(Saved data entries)
:::::
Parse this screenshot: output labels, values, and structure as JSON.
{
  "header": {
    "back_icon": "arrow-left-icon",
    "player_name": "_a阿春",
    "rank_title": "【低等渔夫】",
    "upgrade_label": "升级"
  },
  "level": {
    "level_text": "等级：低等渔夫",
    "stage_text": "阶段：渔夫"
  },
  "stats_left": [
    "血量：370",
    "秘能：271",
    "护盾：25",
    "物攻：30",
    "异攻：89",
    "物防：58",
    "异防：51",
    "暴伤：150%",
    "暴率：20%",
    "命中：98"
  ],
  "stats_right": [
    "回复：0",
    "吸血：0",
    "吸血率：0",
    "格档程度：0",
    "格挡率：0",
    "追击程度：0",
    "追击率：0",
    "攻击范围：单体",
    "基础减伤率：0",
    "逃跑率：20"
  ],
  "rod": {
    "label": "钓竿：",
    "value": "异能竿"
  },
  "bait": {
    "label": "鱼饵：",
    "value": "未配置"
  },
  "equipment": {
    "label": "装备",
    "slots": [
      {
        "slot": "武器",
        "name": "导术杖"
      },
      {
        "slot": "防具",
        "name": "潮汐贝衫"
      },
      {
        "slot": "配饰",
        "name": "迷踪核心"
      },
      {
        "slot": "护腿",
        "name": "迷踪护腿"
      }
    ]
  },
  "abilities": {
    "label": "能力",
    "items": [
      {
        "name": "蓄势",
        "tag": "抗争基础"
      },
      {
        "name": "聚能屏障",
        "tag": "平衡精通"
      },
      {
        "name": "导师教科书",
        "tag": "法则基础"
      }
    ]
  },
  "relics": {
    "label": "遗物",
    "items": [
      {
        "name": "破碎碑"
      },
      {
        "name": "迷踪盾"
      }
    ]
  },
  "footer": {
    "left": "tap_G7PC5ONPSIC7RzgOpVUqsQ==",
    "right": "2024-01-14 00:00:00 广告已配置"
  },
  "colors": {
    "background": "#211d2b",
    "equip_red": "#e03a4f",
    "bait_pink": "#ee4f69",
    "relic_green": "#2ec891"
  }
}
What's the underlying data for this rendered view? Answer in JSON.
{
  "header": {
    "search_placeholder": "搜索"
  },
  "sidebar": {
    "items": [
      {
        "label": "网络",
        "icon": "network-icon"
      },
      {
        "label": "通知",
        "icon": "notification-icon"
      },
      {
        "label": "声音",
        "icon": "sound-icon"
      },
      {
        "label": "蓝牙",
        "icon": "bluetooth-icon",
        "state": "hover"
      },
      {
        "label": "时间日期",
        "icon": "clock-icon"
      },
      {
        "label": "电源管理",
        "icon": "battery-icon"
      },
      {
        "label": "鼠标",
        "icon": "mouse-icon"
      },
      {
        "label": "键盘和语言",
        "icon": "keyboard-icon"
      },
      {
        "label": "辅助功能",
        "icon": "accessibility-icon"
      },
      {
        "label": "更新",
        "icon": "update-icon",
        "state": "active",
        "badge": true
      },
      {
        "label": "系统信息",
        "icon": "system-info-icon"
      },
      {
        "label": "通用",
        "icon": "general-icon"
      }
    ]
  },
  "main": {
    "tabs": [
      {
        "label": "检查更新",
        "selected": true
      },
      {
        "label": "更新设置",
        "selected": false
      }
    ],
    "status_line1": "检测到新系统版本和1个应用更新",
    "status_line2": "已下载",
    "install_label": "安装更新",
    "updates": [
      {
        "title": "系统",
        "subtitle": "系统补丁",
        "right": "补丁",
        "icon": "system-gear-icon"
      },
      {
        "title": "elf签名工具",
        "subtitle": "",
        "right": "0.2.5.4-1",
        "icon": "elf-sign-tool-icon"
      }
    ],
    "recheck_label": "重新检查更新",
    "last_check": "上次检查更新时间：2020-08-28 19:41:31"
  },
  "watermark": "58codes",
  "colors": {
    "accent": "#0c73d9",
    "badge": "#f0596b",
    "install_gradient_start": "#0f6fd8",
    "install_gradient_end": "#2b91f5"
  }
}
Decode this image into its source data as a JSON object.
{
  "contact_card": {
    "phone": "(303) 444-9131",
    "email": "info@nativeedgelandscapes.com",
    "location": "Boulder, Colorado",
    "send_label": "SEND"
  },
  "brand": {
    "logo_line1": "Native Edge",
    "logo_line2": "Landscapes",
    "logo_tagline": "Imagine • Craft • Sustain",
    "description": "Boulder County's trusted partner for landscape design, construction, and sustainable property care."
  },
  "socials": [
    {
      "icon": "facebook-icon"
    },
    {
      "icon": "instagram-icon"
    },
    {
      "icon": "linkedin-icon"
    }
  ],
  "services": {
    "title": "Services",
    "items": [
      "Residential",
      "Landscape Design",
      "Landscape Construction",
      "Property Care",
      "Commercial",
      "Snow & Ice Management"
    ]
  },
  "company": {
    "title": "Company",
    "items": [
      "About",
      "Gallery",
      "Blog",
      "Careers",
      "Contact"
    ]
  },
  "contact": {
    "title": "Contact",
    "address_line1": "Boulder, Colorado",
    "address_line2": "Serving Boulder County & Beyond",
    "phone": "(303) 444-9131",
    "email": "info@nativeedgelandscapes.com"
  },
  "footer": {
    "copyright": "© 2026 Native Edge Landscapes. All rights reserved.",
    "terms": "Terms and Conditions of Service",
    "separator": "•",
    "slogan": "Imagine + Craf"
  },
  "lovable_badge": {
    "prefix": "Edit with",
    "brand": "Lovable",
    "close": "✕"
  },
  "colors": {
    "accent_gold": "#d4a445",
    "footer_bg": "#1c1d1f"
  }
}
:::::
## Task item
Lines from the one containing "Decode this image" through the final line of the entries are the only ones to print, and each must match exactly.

## Final answer
Decode this image into its source data as a JSON object.
{
  "contact_card": {
    "phone": "(303) 444-9131",
    "email": "info@nativeedgelandscapes.com",
    "location": "Boulder, Colorado",
    "send_label": "SEND"
  },
  "brand": {
    "logo_line1": "Native Edge",
    "logo_line2": "Landscapes",
    "logo_tagline": "Imagine • Craft • Sustain",
    "description": "Boulder County's trusted partner for landscape design, construction, and sustainable property care."
  },
  "socials": [
    {
      "icon": "facebook-icon"
    },
    {
      "icon": "instagram-icon"
    },
    {
      "icon": "linkedin-icon"
    }
  ],
  "services": {
    "title": "Services",
    "items": [
      "Residential",
      "Landscape Design",
      "Landscape Construction",
      "Property Care",
      "Commercial",
      "Snow & Ice Management"
    ]
  },
  "company": {
    "title": "Company",
    "items": [
      "About",
      "Gallery",
      "Blog",
      "Careers",
      "Contact"
    ]
  },
  "contact": {
    "title": "Contact",
    "address_line1": "Boulder, Colorado",
    "address_line2": "Serving Boulder County & Beyond",
    "phone": "(303) 444-9131",
    "email": "info@nativeedgelandscapes.com"
  },
  "footer": {
    "copyright": "© 2026 Native Edge Landscapes. All rights reserved.",
    "terms": "Terms and Conditions of Service",
    "separator": "•",
    "slogan": "Imagine + Craf"
  },
  "lovable_badge": {
    "prefix": "Edit with",
    "brand": "Lovable",
    "close": "✕"
  },
  "colors": {
    "accent_gold": "#d4a445",
    "footer_bg": "#1c1d1f"
  }
}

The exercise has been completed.